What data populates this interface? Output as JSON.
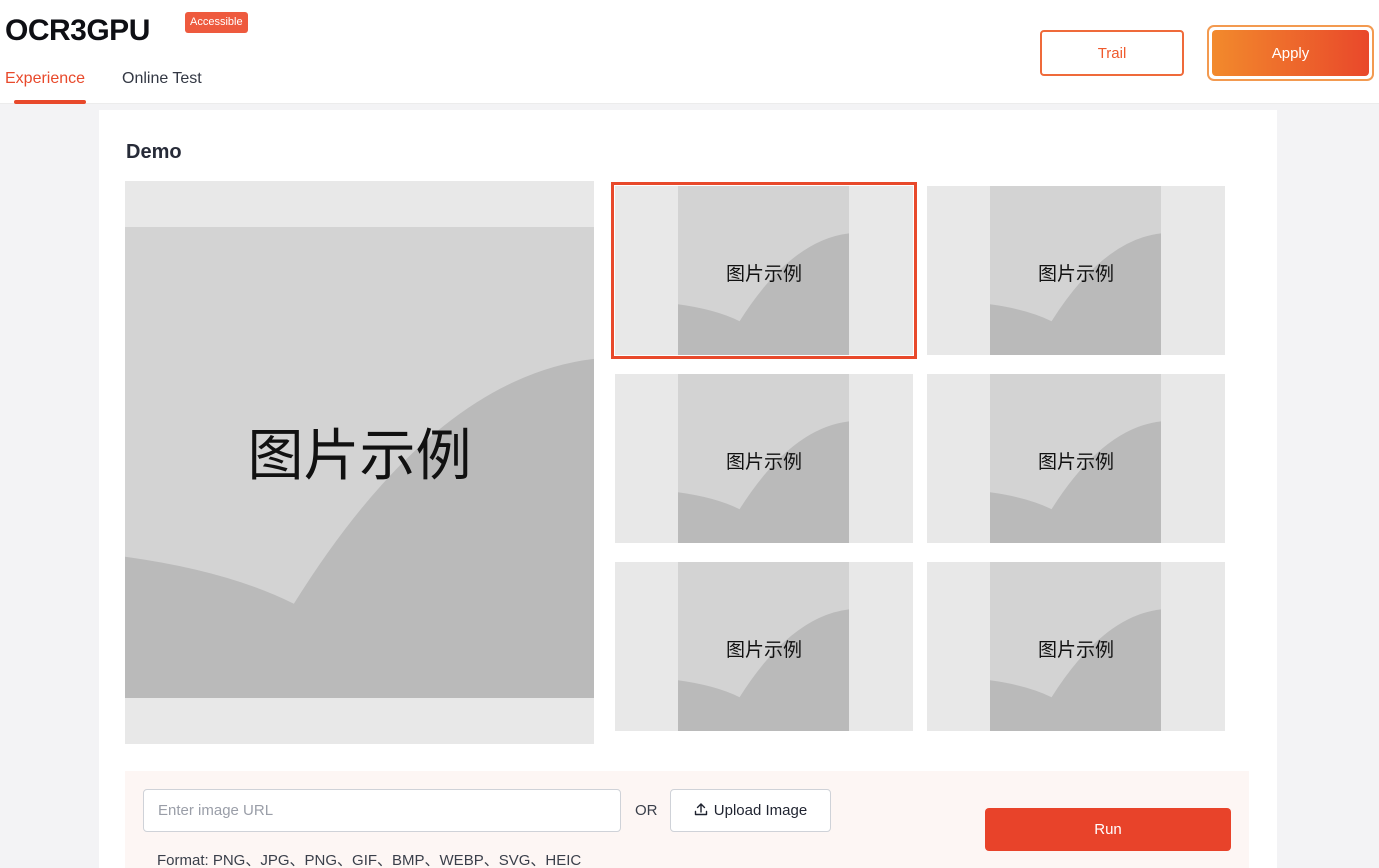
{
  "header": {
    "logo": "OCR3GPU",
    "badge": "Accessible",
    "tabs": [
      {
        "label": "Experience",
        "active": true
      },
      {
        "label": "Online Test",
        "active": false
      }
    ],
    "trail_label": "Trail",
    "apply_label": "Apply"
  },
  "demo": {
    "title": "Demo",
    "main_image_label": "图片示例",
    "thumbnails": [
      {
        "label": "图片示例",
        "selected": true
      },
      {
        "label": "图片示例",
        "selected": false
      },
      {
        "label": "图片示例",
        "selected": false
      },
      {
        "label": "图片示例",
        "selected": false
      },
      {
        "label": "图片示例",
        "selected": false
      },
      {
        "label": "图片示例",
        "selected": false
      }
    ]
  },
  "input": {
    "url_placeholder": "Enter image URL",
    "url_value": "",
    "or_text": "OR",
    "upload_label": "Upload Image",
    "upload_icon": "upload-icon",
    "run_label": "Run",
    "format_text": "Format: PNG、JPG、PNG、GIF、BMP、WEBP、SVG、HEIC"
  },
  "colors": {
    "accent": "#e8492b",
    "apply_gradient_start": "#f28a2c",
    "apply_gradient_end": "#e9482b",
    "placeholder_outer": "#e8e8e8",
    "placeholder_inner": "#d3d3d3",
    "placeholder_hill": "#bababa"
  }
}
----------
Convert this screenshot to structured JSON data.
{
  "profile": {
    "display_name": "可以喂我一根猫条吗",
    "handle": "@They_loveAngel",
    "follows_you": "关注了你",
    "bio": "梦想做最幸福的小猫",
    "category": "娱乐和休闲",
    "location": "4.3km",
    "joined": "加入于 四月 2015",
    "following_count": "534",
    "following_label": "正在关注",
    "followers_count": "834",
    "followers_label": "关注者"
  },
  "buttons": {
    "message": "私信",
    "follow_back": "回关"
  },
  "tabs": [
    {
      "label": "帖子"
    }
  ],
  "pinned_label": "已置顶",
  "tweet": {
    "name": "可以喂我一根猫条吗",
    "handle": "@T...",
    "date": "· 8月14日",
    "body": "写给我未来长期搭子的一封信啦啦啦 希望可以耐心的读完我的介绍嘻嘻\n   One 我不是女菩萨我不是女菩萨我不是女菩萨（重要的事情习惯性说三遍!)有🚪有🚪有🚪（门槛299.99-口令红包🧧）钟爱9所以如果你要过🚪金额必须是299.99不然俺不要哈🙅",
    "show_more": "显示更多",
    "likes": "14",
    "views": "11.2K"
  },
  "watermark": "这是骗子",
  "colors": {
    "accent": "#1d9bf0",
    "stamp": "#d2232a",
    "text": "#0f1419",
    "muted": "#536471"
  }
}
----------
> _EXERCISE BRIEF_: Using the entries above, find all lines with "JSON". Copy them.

> _TASK RESULT_:
What data populates this interface? Output as JSON.
Convert this screenshot to structured JSON data.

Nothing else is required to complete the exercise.